On its website Huawei contends it has no connection with the Chinese government – describing itself as “a private company wholly owned by its employees…No government agency or outside organization holds shares in Huawei.”
While that might be true, observers remain suspicious – citing the fact that Ren Zhengfei’s military history helped Huawei secure its first big contracts.
Many commentators view Huawei as a de facto branch of the Chinese government which has made no secret of its pride in Huawei’s success – describing it as “a national champion”.
William Snyder, Professor of Law at Syracuse University, believes that – “Even if Huawei is not committing the sort of crimes for which a US grand jury indicted it, any company that supplies such a large percentage of the market for components of telecommunications networks and has such ties to the People’s Liberation Army is a threat” – noting that Huawei’s obligated to operate under Chinese laws regarding cooperation with Chinese military and intelligence agencies.

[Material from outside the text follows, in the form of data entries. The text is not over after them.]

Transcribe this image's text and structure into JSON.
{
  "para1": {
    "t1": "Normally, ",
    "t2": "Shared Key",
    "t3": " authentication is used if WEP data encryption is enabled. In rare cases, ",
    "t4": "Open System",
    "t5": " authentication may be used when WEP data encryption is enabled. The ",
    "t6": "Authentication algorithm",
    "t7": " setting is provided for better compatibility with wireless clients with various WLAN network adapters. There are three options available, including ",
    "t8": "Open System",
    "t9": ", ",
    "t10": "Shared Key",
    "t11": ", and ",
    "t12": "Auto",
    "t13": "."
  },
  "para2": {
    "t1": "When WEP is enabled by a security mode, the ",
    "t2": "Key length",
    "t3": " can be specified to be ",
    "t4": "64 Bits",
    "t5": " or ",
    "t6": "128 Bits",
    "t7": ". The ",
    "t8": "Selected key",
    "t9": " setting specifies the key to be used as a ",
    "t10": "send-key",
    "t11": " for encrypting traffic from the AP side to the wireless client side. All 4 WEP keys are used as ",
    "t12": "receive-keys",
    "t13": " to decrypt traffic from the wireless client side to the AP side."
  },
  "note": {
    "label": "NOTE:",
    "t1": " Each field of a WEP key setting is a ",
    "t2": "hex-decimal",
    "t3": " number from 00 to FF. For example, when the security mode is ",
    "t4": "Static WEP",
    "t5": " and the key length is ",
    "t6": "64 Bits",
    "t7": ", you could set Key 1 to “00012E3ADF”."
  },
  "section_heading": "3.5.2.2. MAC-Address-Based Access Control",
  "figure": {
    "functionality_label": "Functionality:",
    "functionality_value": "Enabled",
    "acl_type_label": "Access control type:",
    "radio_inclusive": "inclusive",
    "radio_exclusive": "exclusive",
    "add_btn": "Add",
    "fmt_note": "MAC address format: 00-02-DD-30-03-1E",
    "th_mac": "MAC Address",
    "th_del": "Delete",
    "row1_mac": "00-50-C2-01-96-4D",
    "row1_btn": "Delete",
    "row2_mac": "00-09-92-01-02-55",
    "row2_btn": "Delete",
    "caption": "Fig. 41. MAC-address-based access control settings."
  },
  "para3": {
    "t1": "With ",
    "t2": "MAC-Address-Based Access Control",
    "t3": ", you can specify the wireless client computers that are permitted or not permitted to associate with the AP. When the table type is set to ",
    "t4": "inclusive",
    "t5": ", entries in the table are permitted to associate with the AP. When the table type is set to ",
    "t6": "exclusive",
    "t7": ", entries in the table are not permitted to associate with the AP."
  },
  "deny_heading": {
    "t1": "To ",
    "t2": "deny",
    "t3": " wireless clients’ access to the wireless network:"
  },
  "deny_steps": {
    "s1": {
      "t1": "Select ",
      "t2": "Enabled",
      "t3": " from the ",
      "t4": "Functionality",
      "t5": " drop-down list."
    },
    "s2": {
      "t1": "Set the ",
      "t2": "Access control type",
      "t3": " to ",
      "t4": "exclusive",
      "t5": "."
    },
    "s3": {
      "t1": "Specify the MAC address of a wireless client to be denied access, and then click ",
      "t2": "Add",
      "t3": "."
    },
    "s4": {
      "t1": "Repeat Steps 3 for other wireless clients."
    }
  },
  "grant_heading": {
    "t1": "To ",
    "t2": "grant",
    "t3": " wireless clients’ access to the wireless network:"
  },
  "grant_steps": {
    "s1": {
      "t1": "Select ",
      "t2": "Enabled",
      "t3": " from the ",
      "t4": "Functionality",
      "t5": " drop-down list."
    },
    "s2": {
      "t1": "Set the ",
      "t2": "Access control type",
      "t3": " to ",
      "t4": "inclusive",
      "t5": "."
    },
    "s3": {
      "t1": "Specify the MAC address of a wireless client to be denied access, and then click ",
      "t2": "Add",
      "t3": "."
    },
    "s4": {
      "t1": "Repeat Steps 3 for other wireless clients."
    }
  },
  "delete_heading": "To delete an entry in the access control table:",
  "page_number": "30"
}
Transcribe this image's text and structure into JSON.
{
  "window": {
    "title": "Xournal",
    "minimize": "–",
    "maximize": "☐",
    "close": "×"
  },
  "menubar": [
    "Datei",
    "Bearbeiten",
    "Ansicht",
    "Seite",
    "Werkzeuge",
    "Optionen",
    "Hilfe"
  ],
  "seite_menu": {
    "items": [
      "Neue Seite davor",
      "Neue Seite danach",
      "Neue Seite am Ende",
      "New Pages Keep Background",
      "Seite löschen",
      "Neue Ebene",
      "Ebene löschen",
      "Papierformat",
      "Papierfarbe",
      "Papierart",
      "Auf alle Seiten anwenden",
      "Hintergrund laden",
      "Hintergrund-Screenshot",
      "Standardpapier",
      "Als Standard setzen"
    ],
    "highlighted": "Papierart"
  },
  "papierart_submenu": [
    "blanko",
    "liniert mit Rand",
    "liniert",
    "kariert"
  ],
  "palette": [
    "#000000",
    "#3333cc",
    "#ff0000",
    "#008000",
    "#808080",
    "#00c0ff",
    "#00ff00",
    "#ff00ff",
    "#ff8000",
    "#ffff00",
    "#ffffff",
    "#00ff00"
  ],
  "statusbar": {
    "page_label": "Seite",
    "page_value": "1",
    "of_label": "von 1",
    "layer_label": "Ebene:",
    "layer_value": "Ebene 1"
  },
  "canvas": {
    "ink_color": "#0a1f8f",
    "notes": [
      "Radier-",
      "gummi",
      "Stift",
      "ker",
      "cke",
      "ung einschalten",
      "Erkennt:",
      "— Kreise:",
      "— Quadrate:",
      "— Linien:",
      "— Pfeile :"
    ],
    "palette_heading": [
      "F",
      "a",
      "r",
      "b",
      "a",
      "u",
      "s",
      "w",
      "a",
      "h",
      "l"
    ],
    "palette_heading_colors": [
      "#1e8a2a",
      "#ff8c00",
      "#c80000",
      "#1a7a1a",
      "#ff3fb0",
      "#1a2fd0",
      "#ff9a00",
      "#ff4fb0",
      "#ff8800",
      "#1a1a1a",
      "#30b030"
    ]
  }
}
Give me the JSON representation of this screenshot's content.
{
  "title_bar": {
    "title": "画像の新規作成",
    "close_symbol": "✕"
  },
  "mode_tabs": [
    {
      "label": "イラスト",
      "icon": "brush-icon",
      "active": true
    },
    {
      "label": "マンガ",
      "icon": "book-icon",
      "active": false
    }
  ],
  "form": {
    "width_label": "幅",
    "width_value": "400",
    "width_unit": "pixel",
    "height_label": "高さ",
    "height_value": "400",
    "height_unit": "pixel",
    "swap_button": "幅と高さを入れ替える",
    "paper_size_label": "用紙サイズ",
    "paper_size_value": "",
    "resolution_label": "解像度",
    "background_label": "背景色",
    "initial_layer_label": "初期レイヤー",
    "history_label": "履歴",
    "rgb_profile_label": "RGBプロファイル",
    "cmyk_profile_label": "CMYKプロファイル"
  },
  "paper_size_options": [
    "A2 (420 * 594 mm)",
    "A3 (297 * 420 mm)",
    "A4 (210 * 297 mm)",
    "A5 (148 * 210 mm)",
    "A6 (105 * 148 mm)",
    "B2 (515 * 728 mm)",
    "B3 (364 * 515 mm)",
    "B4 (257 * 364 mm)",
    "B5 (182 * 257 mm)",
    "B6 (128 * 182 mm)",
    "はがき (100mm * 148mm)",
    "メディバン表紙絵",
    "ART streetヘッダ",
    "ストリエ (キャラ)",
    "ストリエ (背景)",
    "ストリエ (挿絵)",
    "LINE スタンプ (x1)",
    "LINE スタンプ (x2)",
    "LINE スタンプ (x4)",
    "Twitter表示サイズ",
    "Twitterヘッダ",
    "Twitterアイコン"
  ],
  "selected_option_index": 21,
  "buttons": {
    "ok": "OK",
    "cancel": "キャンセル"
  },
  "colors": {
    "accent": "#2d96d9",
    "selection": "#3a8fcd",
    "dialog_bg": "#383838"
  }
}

Here, the Government Communications Security Bureau blocked Spark from working with the company in 2018. Long time Huawei partner 2degrees also ditched the company choosing to work with Ericsson on its 5G network.
The danger, according to the GCSB, was that modems in 5G radio network controllers supplied by Huawei could have been configured to secretly mirror communications to a hidden internet address.
While there has been no evidence that Huawei has been involved in any sort of security leak the suspicion, shared by multiple governments around the world, has been damning and Huawei has since backed out of any involvement with 5G in New Zealand.
While the company continues to fight the US bans in court (with little success) they’ve also started to pivot – developing their own operating system and creating an App Gallery.
It’s also doubling down on software development, digital power solutions, expanding its rural connectivity, cloud computing, solar and “non-telco” wireless technologies, recently announcing a deal with Volkswagen to licence and integrate Huawei’s 4G technology into 30 million vehicles.
Huawei – which has a market value that is still north of $150 billion USD – might be down but it’s certainly not out.
Nevertheless the situation Meng finds herself in, a legal limbo driven by wider geopolitical forces, is an apt summation of Huawei’s current dilemma.
Still, she’ll be able to take a pretty good home-d selfie with the new P50 Pro.